  • Hungary: Starting in 2023, Hungarian taxpayers will be able to pay corporate income tax and local business tax in foreign currency; taxpayers have been able to pay advance corporate tax in foreign currency since 30 September 2022.
  • Ireland: Guidance published by the Revenue Commissioners on 5 August and updated on 7 September confirms that certain digital services taxes (DSTs) incurred wholly and exclusively for a trade may be deducted in computing income of that trade for Irish corporation tax purposes. DSTs in the following countries are covered by the guidance: Austria, France, India (equalization levy), Italy, Kenya, Spain, Turkey and the UK. Taxpayers can inquire about the deductibility of DSTs in other jurisdictions by contacting the Irish Revenue.
  • Myanmar: Guidance issued by the Internal Revenue Department (IRD) on 9 June 2022 requires taxpayers making payments to nonresidents to obtain advance approval on the application of withholding tax. Under 2020 guidance, taxpayers under the self-assessment system were permitted to make their own determination as to whether tax should be withheld on a payment to a nonresident for service contracts with a value of less than USD 100,000 (or the equivalent in another currency) without having to request upfront approval from the IRD for an exemption. However, the IRD has noticed that taxpayers have wrongly applied their understanding of the 2020 guidance and double taxation agreements, etc., resulting in failures to deduct tax, determining the wrong class of income in computing tax and assuming all service contracts with a value of USD 100,000 or the equivalent amount in another currency are exempt. As a result, the new guidance required taxpayers to obtain advance approval from the IRD before making payments to nonresident by submitting relevant supporting documents.
  • OECD: A report released by the Global Forum on 9 November (Peer Review of the Automatic Exchange of Financial Account Information 2022) states that “significant global progress” on transparency and the exchange of tax information has been made, although it acknowledges further work is needed. The report presents peer reviews for the 99 jurisdictions that committed to the automatic exchange of information in 2017 and 2018.
  • A new global tax transparency framework released on 10 October and presented to the G20 finance ministers on 12-13 October provides for the reporting and exchange of information between countries on crypto-assets.
  • Portugal: The 2023 budget approved by parliament on 27 October will allow tax loss carryforwards to be carried forward indefinitely for tax years starting on or after 1 January 2023 (currently limited to five or 12 years), but only 65% of losses will be deductible (currently 70%). In addition, income derived from activities relating to cryptocurrency will become taxable as business or professional income at a rate of 28%. Capital gains derived from the transfer of crypto assets will continue to be exempt from tax where the assets are held for 365 days or more before the transfer date.
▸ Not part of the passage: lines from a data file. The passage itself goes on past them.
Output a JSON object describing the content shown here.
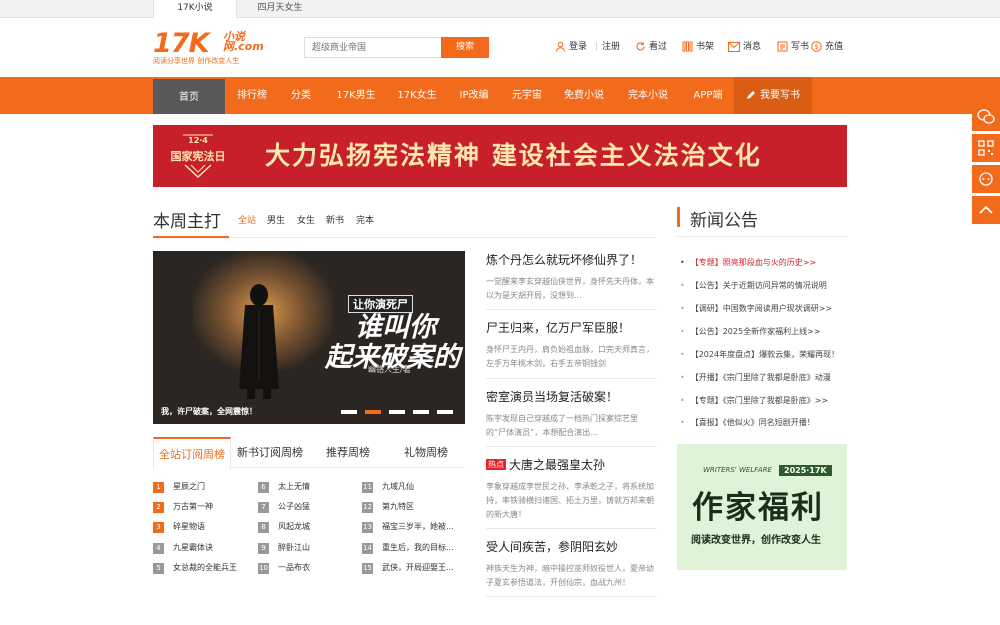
{
  "top_tabs": [
    "17K小说",
    "四月天女生"
  ],
  "logo": {
    "main": "17K",
    "site": "小说网.com",
    "slogan": "阅读分享世界 创作改变人生"
  },
  "search": {
    "placeholder": "超级商业帝国",
    "button": "搜索"
  },
  "header_links": {
    "login": "登录",
    "register": "注册",
    "history": "看过",
    "shelf": "书架",
    "messages": "消息",
    "write": "写书",
    "recharge": "充值"
  },
  "nav": [
    "首页",
    "排行榜",
    "分类",
    "17K男生",
    "17K女生",
    "IP改编",
    "元宇宙",
    "免费小说",
    "完本小说",
    "APP端",
    "我要写书"
  ],
  "banner": {
    "badge_date": "12·4",
    "badge_text": "国家宪法日",
    "slogan": "大力弘扬宪法精神  建设社会主义法治文化"
  },
  "weekly": {
    "title": "本周主打",
    "filters": [
      "全站",
      "男生",
      "女生",
      "新书",
      "完本"
    ],
    "feature": {
      "tag": "让你演死尸",
      "title_line1": "谁叫你",
      "title_line2": "起来破案的",
      "author": "幽铬人生/著",
      "caption": "我，许尸破案，全网震惊！"
    },
    "stories": [
      {
        "title": "炼个丹怎么就玩坏修仙界了！",
        "desc": "一觉醒来李玄穿越仙侠世界，身怀先天丹体，本以为是天胡开局，没想到...",
        "hot": ""
      },
      {
        "title": "尸王归来，亿万尸军臣服！",
        "desc": "身怀尸王内丹，肩负始祖血脉，口完天师真言，左手万年桃木剑，右手五帝铜钱剑",
        "hot": ""
      },
      {
        "title": "密室演员当场复活破案！",
        "desc": "陈宇发现自己穿越成了一档热门探案综艺里的“尸体演员”，本想配合演出...",
        "hot": ""
      },
      {
        "title": "大唐之最强皇太孙",
        "desc": "李象穿越成李世民之孙、李承乾之子，将系统加持，率铁骑横扫诸国、拓土万里，铸就万邦来朝的新大唐！",
        "hot": "热点"
      },
      {
        "title": "受人间疾苦，参阴阳玄妙",
        "desc": "神族天生为神，暗中操控巫师奴役世人，夏帝幼子夏玄参悟道法，开创仙宗，血战九州！",
        "hot": ""
      }
    ]
  },
  "rankings": {
    "tabs": [
      "全站订阅周榜",
      "新书订阅周榜",
      "推荐周榜",
      "礼物周榜"
    ],
    "items": [
      {
        "rank": "1",
        "title": "星辰之门"
      },
      {
        "rank": "2",
        "title": "万古第一神"
      },
      {
        "rank": "3",
        "title": "碎星物语"
      },
      {
        "rank": "4",
        "title": "九星霸体诀"
      },
      {
        "rank": "5",
        "title": "女总裁的全能兵王"
      },
      {
        "rank": "6",
        "title": "太上无情"
      },
      {
        "rank": "7",
        "title": "公子凶猛"
      },
      {
        "rank": "8",
        "title": "风起龙城"
      },
      {
        "rank": "9",
        "title": "醉卧江山"
      },
      {
        "rank": "10",
        "title": "一品布衣"
      },
      {
        "rank": "11",
        "title": "九域凡仙"
      },
      {
        "rank": "12",
        "title": "第九特区"
      },
      {
        "rank": "13",
        "title": "福宝三岁半，她被..."
      },
      {
        "rank": "14",
        "title": "重生后，我的目标..."
      },
      {
        "rank": "15",
        "title": "武侠，开局迎娶王..."
      }
    ]
  },
  "news": {
    "title": "新闻公告",
    "items": [
      {
        "text": "【专题】照亮那段血与火的历史>>",
        "red": true
      },
      {
        "text": "【公告】关于近期访问异常的情况说明",
        "red": false
      },
      {
        "text": "【调研】中国数字阅读用户现状调研>>",
        "red": false
      },
      {
        "text": "【公告】2025全新作家福利上线>>",
        "red": false
      },
      {
        "text": "【2024年度盘点】爆款云集，荣耀再现！",
        "red": false
      },
      {
        "text": "【开播】《宗门里除了我都是卧底》动漫",
        "red": false
      },
      {
        "text": "【专题】《宗门里除了我都是卧底》>>",
        "red": false
      },
      {
        "text": "【喜报】《他似火》同名短剧开播！",
        "red": false
      }
    ]
  },
  "welfare": {
    "tag": "WRITERS' WELFARE",
    "year": "2025·17K",
    "title": "作家福利",
    "slogan": "阅读改变世界，创作改变人生"
  },
  "colors": {
    "accent": "#f26b1d",
    "banner_red": "#c8202a",
    "nav_home": "#595959"
  }
}
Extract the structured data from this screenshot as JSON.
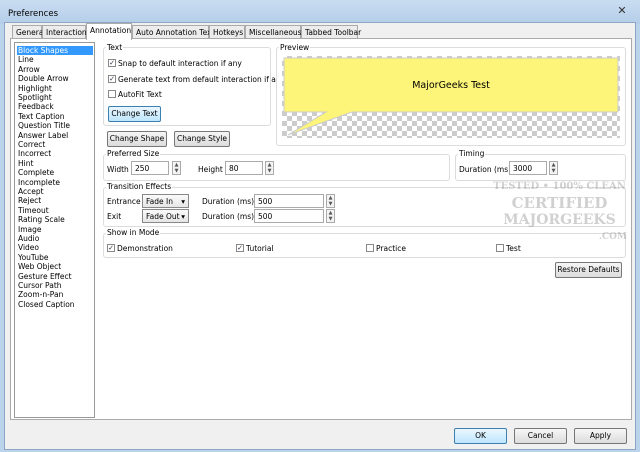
{
  "window": {
    "title": "Preferences",
    "close": "✕"
  },
  "tabs": [
    "General",
    "Interaction",
    "Annotation",
    "Auto Annotation Text",
    "Hotkeys",
    "Miscellaneous",
    "Tabbed Toolbar"
  ],
  "active_tab": "Annotation",
  "shape_list": [
    "Block Shapes",
    "Line",
    "Arrow",
    "Double Arrow",
    "Highlight",
    "Spotlight",
    "Feedback",
    "Text Caption",
    "Question Title",
    "Answer Label",
    "Correct",
    "Incorrect",
    "Hint",
    "Complete",
    "Incomplete",
    "Accept",
    "Reject",
    "Timeout",
    "Rating Scale",
    "Image",
    "Audio",
    "Video",
    "YouTube",
    "Web Object",
    "Gesture Effect",
    "Cursor Path",
    "Zoom-n-Pan",
    "Closed Caption"
  ],
  "selected_shape": "Block Shapes",
  "text_group": {
    "label": "Text",
    "snap": "Snap to default interaction if any",
    "snap_checked": true,
    "generate": "Generate text from default interaction if any",
    "generate_checked": true,
    "autofit": "AutoFit Text",
    "autofit_checked": false,
    "change_text": "Change Text"
  },
  "buttons": {
    "change_shape": "Change Shape",
    "change_style": "Change Style",
    "restore": "Restore Defaults",
    "ok": "OK",
    "cancel": "Cancel",
    "apply": "Apply"
  },
  "preview": {
    "label": "Preview",
    "text": "MajorGeeks Test",
    "fill": "#fdf57a"
  },
  "size": {
    "label": "Preferred Size",
    "width_label": "Width",
    "width": "250",
    "height_label": "Height",
    "height": "80"
  },
  "timing": {
    "label": "Timing",
    "duration_label": "Duration (ms)",
    "duration": "3000"
  },
  "transition": {
    "label": "Transition Effects",
    "entrance_label": "Entrance",
    "entrance": "Fade In",
    "exit_label": "Exit",
    "exit": "Fade Out",
    "duration_label": "Duration (ms)",
    "entrance_duration": "500",
    "exit_duration": "500"
  },
  "mode": {
    "label": "Show in Mode",
    "demonstration": "Demonstration",
    "tutorial": "Tutorial",
    "practice": "Practice",
    "test": "Test",
    "checked": {
      "demonstration": true,
      "tutorial": true,
      "practice": false,
      "test": false
    }
  },
  "watermark": [
    "TESTED • 100% CLEAN",
    "CERTIFIED",
    "MAJORGEEKS",
    ".COM"
  ]
}
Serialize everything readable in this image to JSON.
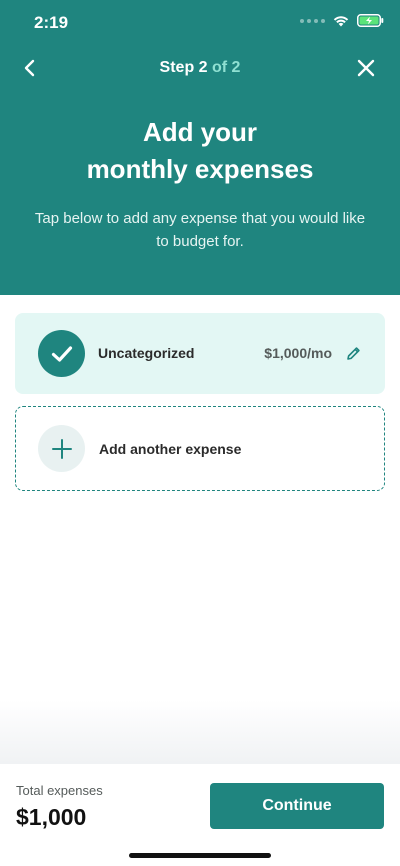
{
  "status_bar": {
    "time": "2:19"
  },
  "nav": {
    "step_prefix": "Step 2",
    "step_suffix": " of 2",
    "back_icon": "chevron-left-icon",
    "close_icon": "close-icon"
  },
  "header": {
    "title_line1": "Add your",
    "title_line2": "monthly expenses",
    "subtitle": "Tap below to add any expense that you would like to budget for."
  },
  "expenses": [
    {
      "name": "Uncategorized",
      "amount": "$1,000/mo",
      "icon": "checkmark-icon",
      "edit_icon": "pencil-icon"
    }
  ],
  "add_expense": {
    "label": "Add another expense",
    "icon": "plus-icon"
  },
  "footer": {
    "total_label": "Total expenses",
    "total_value": "$1,000",
    "continue_label": "Continue"
  },
  "colors": {
    "primary": "#1f857f",
    "accent_light": "#8fe0d2",
    "card_background": "#e3f7f4"
  }
}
  • Romania: Legislation has been passed to implement the EU public country-by-country reporting (CbCR) directive, with the CbCR rules applying early as from 1 January 2023. The directive must be transposed into the domestic law of EU member states by 22 June 2023, with the first financial year of reporting being the year commencing on or after 22 June 2024.